I typed transcripts of my speeches for the high school debate team, making a compelling case that the United States of America should limit its foreign aid programs to non-military assistance.
And I typed term papers, comparing and contrasting the fall of the Roman Empire to the Nixon Administration.
In the fall of 1970, I took my typewriter with me to the campus of the University of Tennessee. My typewriter drove my freshman roommate crazy for one simple reason: the Sears super dooper electric typewriter was loud. Whenever I plugged it in and switched it on, it sounded like a Harley Davidson blasting down Cumberland Avenue.
As all former college students know, term papers are always typed in the middle of the night, just a few hours before they are due.
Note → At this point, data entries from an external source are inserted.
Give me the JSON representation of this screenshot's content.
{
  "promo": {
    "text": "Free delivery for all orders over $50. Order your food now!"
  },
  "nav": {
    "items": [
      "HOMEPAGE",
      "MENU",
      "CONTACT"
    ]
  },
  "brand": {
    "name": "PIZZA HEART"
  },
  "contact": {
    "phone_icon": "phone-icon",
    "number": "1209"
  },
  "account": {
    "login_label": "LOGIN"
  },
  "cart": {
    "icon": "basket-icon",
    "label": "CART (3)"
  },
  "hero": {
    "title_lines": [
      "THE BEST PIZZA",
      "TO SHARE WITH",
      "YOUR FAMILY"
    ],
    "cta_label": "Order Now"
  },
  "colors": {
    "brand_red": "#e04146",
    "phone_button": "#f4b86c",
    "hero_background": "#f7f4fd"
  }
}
Consequently, it was impossible for my roommate to get any sleep when I was using my Sears electric typewriter. Unfortunately, I then learned the hard way that, unlike me, my college roommate was not a nerd. He was a really cool guy who had spent a lot of time in his high school smoking area.
But by my sophomore year, my typewriter and I had a new roommate, and he was a nerdy guy just like me. He actually liked my electric typewriter and borrowed it frequently.
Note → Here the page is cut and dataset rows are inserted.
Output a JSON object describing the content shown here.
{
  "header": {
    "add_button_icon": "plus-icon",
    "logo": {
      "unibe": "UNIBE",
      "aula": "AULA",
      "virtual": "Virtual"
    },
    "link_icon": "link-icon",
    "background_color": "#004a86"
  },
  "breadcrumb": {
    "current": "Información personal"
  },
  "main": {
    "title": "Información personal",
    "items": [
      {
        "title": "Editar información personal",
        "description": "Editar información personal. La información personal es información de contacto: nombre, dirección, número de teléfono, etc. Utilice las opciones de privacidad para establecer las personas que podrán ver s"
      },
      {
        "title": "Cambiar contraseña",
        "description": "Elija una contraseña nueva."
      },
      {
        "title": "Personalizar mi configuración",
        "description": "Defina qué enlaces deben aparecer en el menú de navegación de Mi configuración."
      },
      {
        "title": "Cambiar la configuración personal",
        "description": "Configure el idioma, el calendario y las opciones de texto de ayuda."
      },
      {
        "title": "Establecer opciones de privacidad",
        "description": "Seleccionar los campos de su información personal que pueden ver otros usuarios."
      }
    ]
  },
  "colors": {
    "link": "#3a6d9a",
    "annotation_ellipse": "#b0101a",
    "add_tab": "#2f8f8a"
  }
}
By my junior year, I was using my electric typewriter to type out humor columns for the finest newspaper in this state … The UT Daily Beacon!
And then in the fall of my senior year, I used my Sears electric typewriter to type out my application to the Big Orange College of Law.
You see, that wonderful Christmas present that Santa and my father had delivered to me in 1969 had become my tool for becoming a lawyer and an unsuccessful writer.
In the fall of 1975, my Sears electric typewriter and I enrolled in the Big Orange Law School, and over the next three years, I played my typewriter like Myron Floren played the accordion on the old Lawrence Welk Show. I typed my first legal brief for the law school moot court competition. I typed a note for the law review that was summarily rejected by the law review editorial board, which was comprised of people even nerdier than me.
And then during my third year of law school, I used my Sears electric typewriter to send out letters to every law firm in the state, begging them for a job. One of them made me an offer, and I immediately typed my acceptance letter.
My Sears electric typewriter and I began law practice together 34 years ago. But a few months after I was admitted to the Bar, I discovered a new machine. It was a dictaphone, a desk-top tape recording device that enabled me to dictate my letters that were then transcribed by my very own secretary. This made me feel very powerful. I felt like Perry Mason with Della Street.
My wonderful Sears electric typewriter began to gather dust, and at some point, it disappeared.
I have no idea what happened to it. I can’t recall having a yard sale. I just know at some point long after I became a husband and then a father, I could no longer find my old Sears electric typewriter.
And then a few years ago, I began to notice something. In the words of that noted stenographer Yogi Berra, it was déjà vu all over again. With the advent of email, I was suddenly required to type again. I couldn’t use my dictaphone to compose a response to an email. I was once again staring at a keyboard and pounding out a response, although I wasn’t nearly as fast as I was in the days when I could play my Sears electric typewriter like Vladimir Horowitz played his Steinway.
Not long ago, I got one of those fancy “smart phones,”which as it turns out, is a lot smarter than I am. And suddenly I was typing on the world’s smallest keyboard inside my phone. This was not easy inasmuch as you must have hands the size of a flea to effectively type on a smart phone keyboard.
And so, I am back to typing again. I am a 60-year-old nerdy lawyer pounding out legal pleadings and memoranda and letters on a keyboard designed for Tom Thumb.
It makes me wish I still had my Sears electric typewriter. Hey, has anybody seen a copy of the Sears & Roebuck catalog lately?
BILL HALTOM is a partner with the Memphis firm of Thomason, Hendrix, Harvey, Johnson & Mitchell. He is past president of the Tennessee Bar Association and is a past president of the Memphis Bar Association.